[SUPPLIED ENTRIES — start]
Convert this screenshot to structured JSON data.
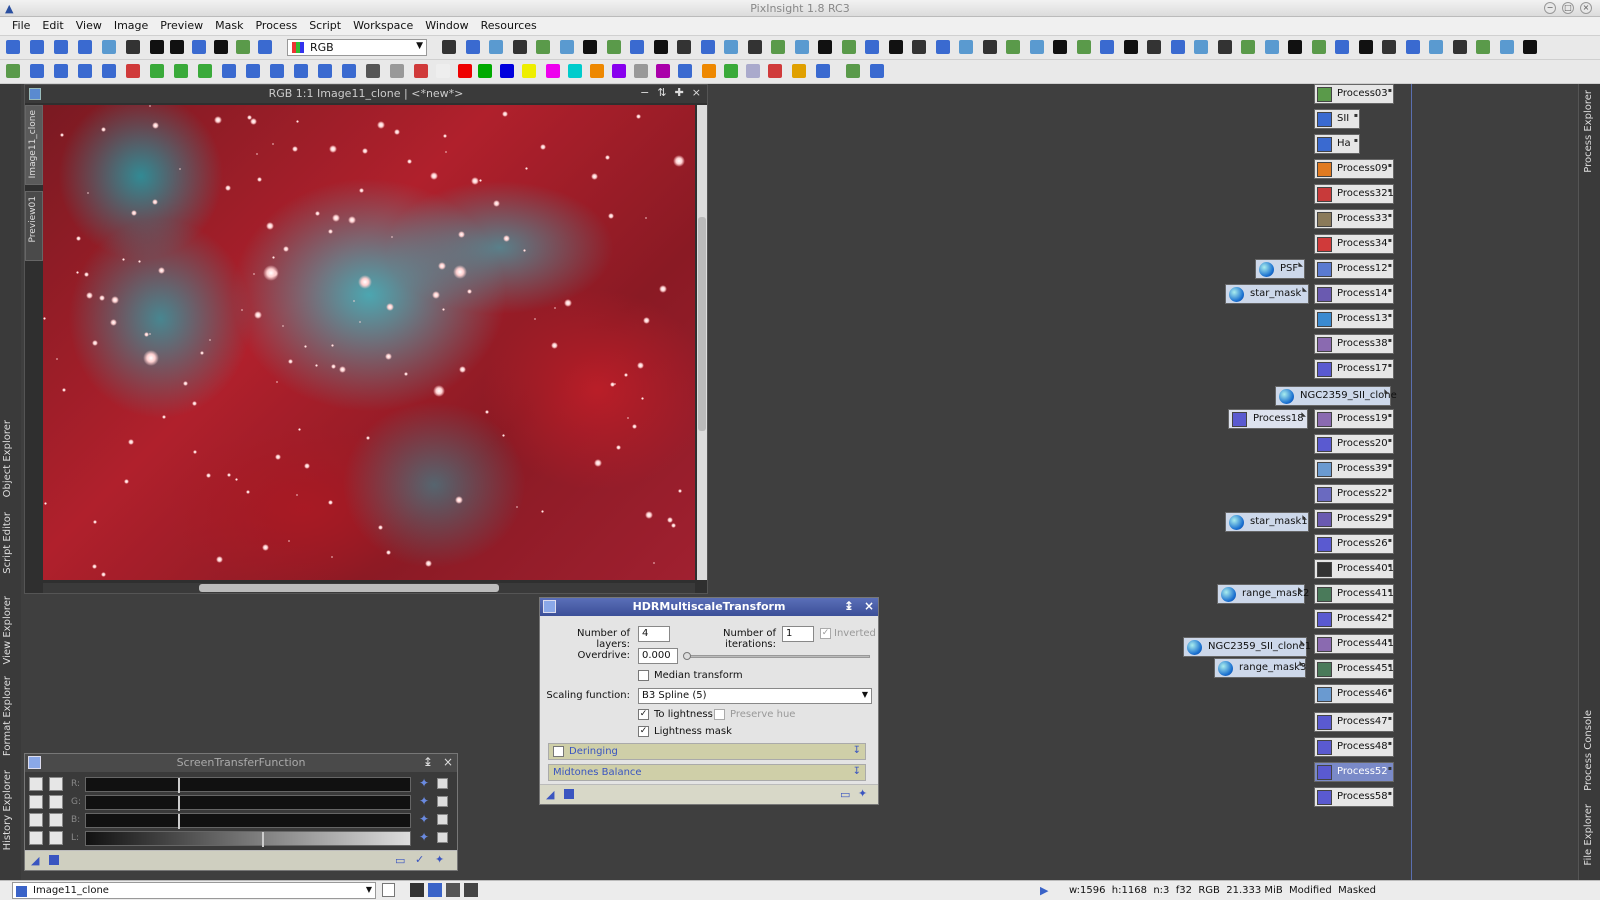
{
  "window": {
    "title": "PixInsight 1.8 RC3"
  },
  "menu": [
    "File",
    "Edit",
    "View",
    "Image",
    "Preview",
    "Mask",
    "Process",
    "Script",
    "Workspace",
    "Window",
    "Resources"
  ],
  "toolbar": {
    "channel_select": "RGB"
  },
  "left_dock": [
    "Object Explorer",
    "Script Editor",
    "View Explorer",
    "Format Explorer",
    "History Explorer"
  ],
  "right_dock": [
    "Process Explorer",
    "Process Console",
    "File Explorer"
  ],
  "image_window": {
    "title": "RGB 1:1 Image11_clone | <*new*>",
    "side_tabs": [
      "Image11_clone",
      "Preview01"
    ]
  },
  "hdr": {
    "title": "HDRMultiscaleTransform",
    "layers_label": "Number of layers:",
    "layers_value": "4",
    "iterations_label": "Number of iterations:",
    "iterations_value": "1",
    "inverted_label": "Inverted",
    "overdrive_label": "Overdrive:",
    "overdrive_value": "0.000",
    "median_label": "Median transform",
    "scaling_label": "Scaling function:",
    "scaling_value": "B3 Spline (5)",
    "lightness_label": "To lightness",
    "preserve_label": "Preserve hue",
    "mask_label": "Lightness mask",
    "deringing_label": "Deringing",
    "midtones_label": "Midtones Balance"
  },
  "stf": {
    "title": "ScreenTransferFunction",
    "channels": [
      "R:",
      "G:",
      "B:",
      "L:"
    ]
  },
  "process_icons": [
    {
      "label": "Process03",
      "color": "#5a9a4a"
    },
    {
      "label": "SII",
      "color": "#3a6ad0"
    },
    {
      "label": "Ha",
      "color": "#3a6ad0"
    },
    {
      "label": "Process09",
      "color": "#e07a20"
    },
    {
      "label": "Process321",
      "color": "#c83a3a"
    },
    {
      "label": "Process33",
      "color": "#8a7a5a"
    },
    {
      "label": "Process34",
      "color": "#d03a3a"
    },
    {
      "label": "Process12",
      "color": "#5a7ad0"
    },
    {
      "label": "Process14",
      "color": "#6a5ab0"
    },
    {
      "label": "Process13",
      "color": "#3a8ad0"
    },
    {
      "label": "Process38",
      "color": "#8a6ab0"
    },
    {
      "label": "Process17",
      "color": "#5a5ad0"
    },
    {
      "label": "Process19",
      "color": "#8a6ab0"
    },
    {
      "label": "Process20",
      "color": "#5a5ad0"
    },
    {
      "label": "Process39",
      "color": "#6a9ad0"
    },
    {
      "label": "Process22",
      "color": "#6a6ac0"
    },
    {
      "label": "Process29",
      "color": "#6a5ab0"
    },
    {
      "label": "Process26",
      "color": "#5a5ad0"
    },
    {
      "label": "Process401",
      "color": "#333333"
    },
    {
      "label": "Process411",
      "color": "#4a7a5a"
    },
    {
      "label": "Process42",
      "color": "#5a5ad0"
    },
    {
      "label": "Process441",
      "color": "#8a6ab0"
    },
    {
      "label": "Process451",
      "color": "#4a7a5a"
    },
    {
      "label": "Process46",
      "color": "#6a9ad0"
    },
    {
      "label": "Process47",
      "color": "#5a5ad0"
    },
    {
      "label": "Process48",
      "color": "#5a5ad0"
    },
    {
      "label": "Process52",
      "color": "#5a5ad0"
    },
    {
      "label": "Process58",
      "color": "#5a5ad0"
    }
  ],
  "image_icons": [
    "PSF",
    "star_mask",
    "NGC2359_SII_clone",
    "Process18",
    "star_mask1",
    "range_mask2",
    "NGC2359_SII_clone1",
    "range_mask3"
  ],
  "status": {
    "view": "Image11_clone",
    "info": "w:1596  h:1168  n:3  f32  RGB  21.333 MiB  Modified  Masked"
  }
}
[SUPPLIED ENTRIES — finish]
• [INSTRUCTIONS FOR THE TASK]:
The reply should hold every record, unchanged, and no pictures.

• [RESULT OF THIS EXERCISE]:
Convert this screenshot to structured JSON data.
{
  "window": {
    "title": "PixInsight 1.8 RC3"
  },
  "menu": [
    "File",
    "Edit",
    "View",
    "Image",
    "Preview",
    "Mask",
    "Process",
    "Script",
    "Workspace",
    "Window",
    "Resources"
  ],
  "toolbar": {
    "channel_select": "RGB"
  },
  "left_dock": [
    "Object Explorer",
    "Script Editor",
    "View Explorer",
    "Format Explorer",
    "History Explorer"
  ],
  "right_dock": [
    "Process Explorer",
    "Process Console",
    "File Explorer"
  ],
  "image_window": {
    "title": "RGB 1:1 Image11_clone | <*new*>",
    "side_tabs": [
      "Image11_clone",
      "Preview01"
    ]
  },
  "hdr": {
    "title": "HDRMultiscaleTransform",
    "layers_label": "Number of layers:",
    "layers_value": "4",
    "iterations_label": "Number of iterations:",
    "iterations_value": "1",
    "inverted_label": "Inverted",
    "overdrive_label": "Overdrive:",
    "overdrive_value": "0.000",
    "median_label": "Median transform",
    "scaling_label": "Scaling function:",
    "scaling_value": "B3 Spline (5)",
    "lightness_label": "To lightness",
    "preserve_label": "Preserve hue",
    "mask_label": "Lightness mask",
    "deringing_label": "Deringing",
    "midtones_label": "Midtones Balance"
  },
  "stf": {
    "title": "ScreenTransferFunction",
    "channels": [
      "R:",
      "G:",
      "B:",
      "L:"
    ]
  },
  "process_icons": [
    {
      "label": "Process03",
      "color": "#5a9a4a"
    },
    {
      "label": "SII",
      "color": "#3a6ad0"
    },
    {
      "label": "Ha",
      "color": "#3a6ad0"
    },
    {
      "label": "Process09",
      "color": "#e07a20"
    },
    {
      "label": "Process321",
      "color": "#c83a3a"
    },
    {
      "label": "Process33",
      "color": "#8a7a5a"
    },
    {
      "label": "Process34",
      "color": "#d03a3a"
    },
    {
      "label": "Process12",
      "color": "#5a7ad0"
    },
    {
      "label": "Process14",
      "color": "#6a5ab0"
    },
    {
      "label": "Process13",
      "color": "#3a8ad0"
    },
    {
      "label": "Process38",
      "color": "#8a6ab0"
    },
    {
      "label": "Process17",
      "color": "#5a5ad0"
    },
    {
      "label": "Process19",
      "color": "#8a6ab0"
    },
    {
      "label": "Process20",
      "color": "#5a5ad0"
    },
    {
      "label": "Process39",
      "color": "#6a9ad0"
    },
    {
      "label": "Process22",
      "color": "#6a6ac0"
    },
    {
      "label": "Process29",
      "color": "#6a5ab0"
    },
    {
      "label": "Process26",
      "color": "#5a5ad0"
    },
    {
      "label": "Process401",
      "color": "#333333"
    },
    {
      "label": "Process411",
      "color": "#4a7a5a"
    },
    {
      "label": "Process42",
      "color": "#5a5ad0"
    },
    {
      "label": "Process441",
      "color": "#8a6ab0"
    },
    {
      "label": "Process451",
      "color": "#4a7a5a"
    },
    {
      "label": "Process46",
      "color": "#6a9ad0"
    },
    {
      "label": "Process47",
      "color": "#5a5ad0"
    },
    {
      "label": "Process48",
      "color": "#5a5ad0"
    },
    {
      "label": "Process52",
      "color": "#5a5ad0"
    },
    {
      "label": "Process58",
      "color": "#5a5ad0"
    }
  ],
  "image_icons": [
    "PSF",
    "star_mask",
    "NGC2359_SII_clone",
    "Process18",
    "star_mask1",
    "range_mask2",
    "NGC2359_SII_clone1",
    "range_mask3"
  ],
  "status": {
    "view": "Image11_clone",
    "info": "w:1596  h:1168  n:3  f32  RGB  21.333 MiB  Modified  Masked"
  }
}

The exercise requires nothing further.